It takes a long time to make a film and you truly never know if it’ll be selected for a film festival. So, it all feels quite surreal, to be honest. I’m taking it one step at a time, fully aware that the path to an Oscar nomination is a long and unpredictable one. We’ll see how things play out, but I’m deeply humbled to be among the qualified films. My genuine hope is that the film will continue to resonate with audiences as it forges ahead—a hope that it becomes a catalyst for meaningful dialogues on pressing issues, such as the mental well-being of children and teenagers.

The film’s delicate and emotive storytelling is complemented by its visual style.
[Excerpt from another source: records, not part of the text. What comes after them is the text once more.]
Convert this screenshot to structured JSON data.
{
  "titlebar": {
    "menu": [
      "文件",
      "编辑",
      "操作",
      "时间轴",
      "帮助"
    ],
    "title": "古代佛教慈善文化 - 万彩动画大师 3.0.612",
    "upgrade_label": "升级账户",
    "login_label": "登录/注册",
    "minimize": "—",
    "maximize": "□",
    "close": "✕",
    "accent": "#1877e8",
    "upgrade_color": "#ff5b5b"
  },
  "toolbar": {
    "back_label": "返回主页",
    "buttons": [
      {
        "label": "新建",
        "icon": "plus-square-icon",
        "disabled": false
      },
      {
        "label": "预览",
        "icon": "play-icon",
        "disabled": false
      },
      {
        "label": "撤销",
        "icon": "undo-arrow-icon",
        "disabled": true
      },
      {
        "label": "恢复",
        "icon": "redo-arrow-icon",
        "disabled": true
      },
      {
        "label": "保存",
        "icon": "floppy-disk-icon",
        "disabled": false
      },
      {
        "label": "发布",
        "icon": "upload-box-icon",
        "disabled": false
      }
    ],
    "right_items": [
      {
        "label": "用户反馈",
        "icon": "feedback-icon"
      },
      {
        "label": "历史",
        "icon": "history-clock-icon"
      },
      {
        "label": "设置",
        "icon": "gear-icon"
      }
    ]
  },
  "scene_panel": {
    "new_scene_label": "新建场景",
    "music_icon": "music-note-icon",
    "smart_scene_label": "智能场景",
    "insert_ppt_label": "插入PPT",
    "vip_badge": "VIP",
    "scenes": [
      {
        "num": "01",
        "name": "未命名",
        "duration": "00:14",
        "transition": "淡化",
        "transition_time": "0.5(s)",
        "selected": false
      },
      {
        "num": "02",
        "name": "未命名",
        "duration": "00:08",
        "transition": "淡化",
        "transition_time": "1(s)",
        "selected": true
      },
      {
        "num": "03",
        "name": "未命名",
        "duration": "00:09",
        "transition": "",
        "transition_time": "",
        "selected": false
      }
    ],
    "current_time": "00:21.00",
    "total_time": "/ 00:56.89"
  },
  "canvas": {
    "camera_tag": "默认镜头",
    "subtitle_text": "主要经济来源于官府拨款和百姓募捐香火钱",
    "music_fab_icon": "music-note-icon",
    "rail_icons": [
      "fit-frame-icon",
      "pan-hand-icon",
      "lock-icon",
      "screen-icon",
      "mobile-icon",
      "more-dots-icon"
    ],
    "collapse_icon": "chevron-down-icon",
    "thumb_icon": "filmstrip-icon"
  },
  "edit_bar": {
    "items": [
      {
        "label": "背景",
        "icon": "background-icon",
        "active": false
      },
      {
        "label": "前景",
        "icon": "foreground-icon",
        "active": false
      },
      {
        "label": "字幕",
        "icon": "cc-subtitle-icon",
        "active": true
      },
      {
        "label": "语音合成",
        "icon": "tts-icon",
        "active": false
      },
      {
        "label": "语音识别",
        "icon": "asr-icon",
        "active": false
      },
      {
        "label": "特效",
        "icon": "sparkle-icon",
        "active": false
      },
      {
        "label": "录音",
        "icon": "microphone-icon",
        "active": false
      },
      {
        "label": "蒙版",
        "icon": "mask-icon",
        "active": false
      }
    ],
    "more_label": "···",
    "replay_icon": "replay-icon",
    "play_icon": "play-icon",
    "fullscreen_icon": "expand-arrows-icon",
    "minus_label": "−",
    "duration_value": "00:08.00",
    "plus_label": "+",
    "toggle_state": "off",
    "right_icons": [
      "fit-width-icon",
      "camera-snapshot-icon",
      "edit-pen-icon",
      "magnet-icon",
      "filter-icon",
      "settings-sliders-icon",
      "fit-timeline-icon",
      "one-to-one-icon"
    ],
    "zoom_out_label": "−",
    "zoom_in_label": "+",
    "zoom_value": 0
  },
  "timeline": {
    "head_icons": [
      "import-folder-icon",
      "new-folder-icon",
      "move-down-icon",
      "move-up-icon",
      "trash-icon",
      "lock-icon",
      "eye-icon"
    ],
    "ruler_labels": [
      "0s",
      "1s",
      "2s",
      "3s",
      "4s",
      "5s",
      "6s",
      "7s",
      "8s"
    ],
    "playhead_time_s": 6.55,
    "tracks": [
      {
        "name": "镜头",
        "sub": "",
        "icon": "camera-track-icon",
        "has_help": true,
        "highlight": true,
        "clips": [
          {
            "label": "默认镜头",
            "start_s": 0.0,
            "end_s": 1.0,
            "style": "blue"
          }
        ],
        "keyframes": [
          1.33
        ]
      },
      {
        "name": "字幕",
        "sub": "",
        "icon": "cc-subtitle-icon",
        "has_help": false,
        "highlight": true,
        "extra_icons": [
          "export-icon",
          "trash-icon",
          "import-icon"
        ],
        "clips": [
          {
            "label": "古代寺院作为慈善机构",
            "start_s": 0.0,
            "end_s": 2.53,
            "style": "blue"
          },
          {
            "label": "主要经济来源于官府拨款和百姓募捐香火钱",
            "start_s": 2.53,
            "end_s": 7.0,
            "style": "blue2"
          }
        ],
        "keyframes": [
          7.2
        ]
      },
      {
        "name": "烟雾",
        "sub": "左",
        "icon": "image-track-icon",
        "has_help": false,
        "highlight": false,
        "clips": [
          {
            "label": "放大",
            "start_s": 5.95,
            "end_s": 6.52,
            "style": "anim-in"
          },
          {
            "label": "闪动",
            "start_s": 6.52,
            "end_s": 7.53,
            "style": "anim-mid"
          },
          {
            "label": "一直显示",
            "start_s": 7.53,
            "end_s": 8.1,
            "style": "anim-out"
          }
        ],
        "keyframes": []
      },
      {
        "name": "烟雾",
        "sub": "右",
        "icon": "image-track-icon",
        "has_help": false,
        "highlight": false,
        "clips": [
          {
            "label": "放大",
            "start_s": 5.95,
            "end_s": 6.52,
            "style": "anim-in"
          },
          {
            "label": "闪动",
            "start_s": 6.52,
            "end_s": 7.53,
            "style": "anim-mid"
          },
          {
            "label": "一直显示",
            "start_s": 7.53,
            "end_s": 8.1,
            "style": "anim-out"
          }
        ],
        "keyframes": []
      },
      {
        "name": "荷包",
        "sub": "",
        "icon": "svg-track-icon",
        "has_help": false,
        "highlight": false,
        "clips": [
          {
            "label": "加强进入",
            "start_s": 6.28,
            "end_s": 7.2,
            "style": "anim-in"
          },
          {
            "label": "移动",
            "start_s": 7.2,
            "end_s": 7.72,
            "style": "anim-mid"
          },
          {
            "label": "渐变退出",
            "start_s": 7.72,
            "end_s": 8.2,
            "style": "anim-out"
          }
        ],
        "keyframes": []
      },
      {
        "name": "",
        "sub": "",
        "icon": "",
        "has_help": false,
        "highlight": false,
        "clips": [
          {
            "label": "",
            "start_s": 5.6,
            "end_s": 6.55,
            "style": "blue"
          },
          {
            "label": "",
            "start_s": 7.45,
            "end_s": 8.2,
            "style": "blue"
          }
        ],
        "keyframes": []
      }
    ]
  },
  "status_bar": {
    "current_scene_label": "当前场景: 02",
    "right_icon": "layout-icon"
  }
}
Can you discuss the creative decisions made in terms of cinematography and direction to convey the emotional depth of the narrative?

We owe a big thanks to my cinematographer, Alexandre Nour, for this. Alex and I have been working together for almost 6 or 7 years, perhaps even longer. He’s not just a colleague; he’s a close friend and my go-to collaborator. It’s quite likely that most of the projects you’ve featured were also his work. We share a deep understanding of each other’s ideas and sensibilities.

This project marks our return to short filmmaking since our school days, and we took our time with pre-production and research to craft the visual style. We aimed for an unhurried feel, avoiding an overly aggressive handheld camera approach, with a primary focus on character performance. Our goal was to achieve a realistic, contemplative look where lighting, or its absence, played a significant role. As for colors, they directly mirrored Marc’s emotions. When he was outside the juvenile center, we emphasized warm, comforting tones, but when he was inside, we strived to create a claustrophobic effect using darker and colder colors.

The film comes from a long line of successful short films from Québec, like Jeremy Comte’s “Fauve”, Marianne Farley’s “Marguerite” and “Frimas”, and Meryam Joobeur’s “Brotherhood”, just to name a few. In your opinion, what is it commonalty about these films that makes them so successful internationally?

It’s hard to say, but I believe Quebec has a vibrant film culture, and, in fact, a strong artistic culture overall. People here know each other, they support and encourage one another. There’s a thriving short film community, and a lot of credit goes to Danny Lennon’s ‘Gala Prends Ça Court.’ The language, perhaps, plays a significant role too. We’re a bit isolated in Quebec, being one of the few places in North America where French is the primary language. This isolation has fostered a distinct and unique culture with its own character.

Also, thank you so much for taking the time to ask me these questions and for your interest in the movie!

Thank you Vincent, it’s been our absolute pleasure and honour to be able to dive deeper into your film with you. Your work always stands out in its own unique ways, and we can’t wait to see what you got up your sleeve next!